Scan the data below and work out how many of its lines contain the word "label". Give only that number.

| RECORDS PROVIDED |
━━━

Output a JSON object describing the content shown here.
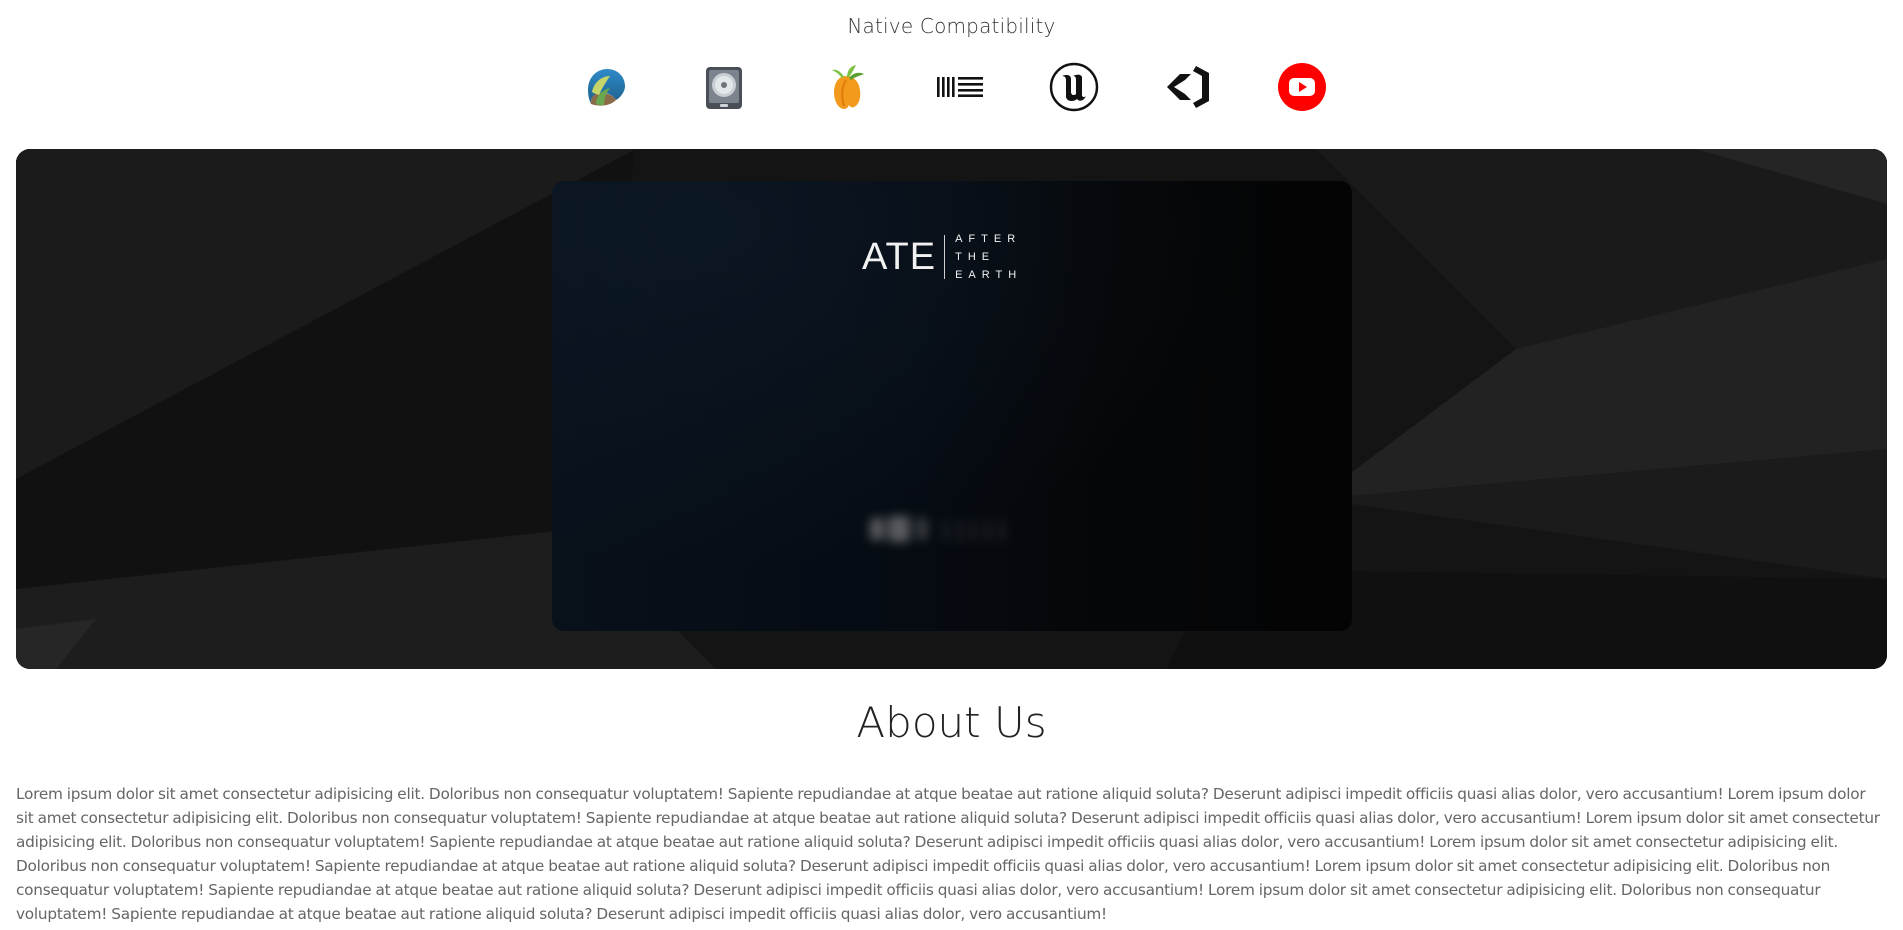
{
  "compatibility": {
    "title": "Native Compatibility",
    "logos": [
      {
        "name": "reaper-icon",
        "label": "REAPER"
      },
      {
        "name": "logic-pro-icon",
        "label": "Logic Pro"
      },
      {
        "name": "fl-studio-icon",
        "label": "FL Studio"
      },
      {
        "name": "ableton-icon",
        "label": "Ableton Live"
      },
      {
        "name": "unreal-engine-icon",
        "label": "Unreal Engine"
      },
      {
        "name": "unity-icon",
        "label": "Unity"
      },
      {
        "name": "youtube-icon",
        "label": "YouTube"
      }
    ]
  },
  "hero": {
    "video_logo_main": "ATE",
    "video_logo_lines": [
      "AFTER",
      "THE",
      "EARTH"
    ]
  },
  "about": {
    "title": "About Us",
    "body": "Lorem ipsum dolor sit amet consectetur adipisicing elit. Doloribus non consequatur voluptatem! Sapiente repudiandae at atque beatae aut ratione aliquid soluta? Deserunt adipisci impedit officiis quasi alias dolor, vero accusantium! Lorem ipsum dolor sit amet consectetur adipisicing elit. Doloribus non consequatur voluptatem! Sapiente repudiandae at atque beatae aut ratione aliquid soluta? Deserunt adipisci impedit officiis quasi alias dolor, vero accusantium! Lorem ipsum dolor sit amet consectetur adipisicing elit. Doloribus non consequatur voluptatem! Sapiente repudiandae at atque beatae aut ratione aliquid soluta? Deserunt adipisci impedit officiis quasi alias dolor, vero accusantium! Lorem ipsum dolor sit amet consectetur adipisicing elit. Doloribus non consequatur voluptatem! Sapiente repudiandae at atque beatae aut ratione aliquid soluta? Deserunt adipisci impedit officiis quasi alias dolor, vero accusantium! Lorem ipsum dolor sit amet consectetur adipisicing elit. Doloribus non consequatur voluptatem! Sapiente repudiandae at atque beatae aut ratione aliquid soluta? Deserunt adipisci impedit officiis quasi alias dolor, vero accusantium! Lorem ipsum dolor sit amet consectetur adipisicing elit. Doloribus non consequatur voluptatem! Sapiente repudiandae at atque beatae aut ratione aliquid soluta? Deserunt adipisci impedit officiis quasi alias dolor, vero accusantium!"
  },
  "colors": {
    "youtube_red": "#ff0000",
    "fl_orange": "#f39a1c",
    "hero_bg": "#151515"
  }
}
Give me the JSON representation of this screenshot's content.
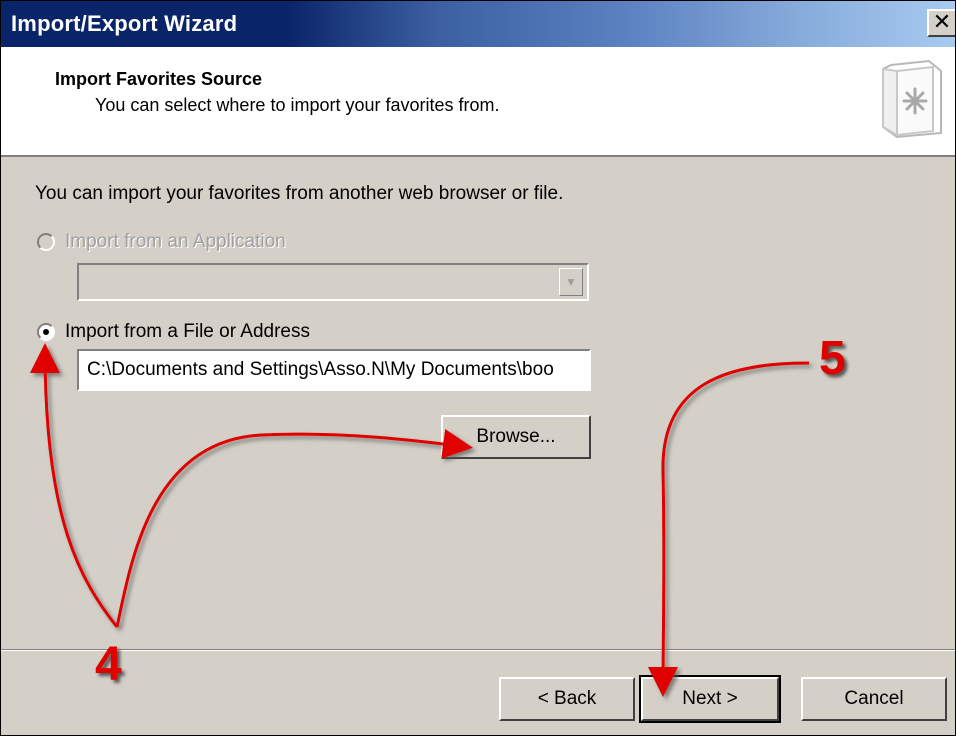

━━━

| EXERCISE RESULT |
7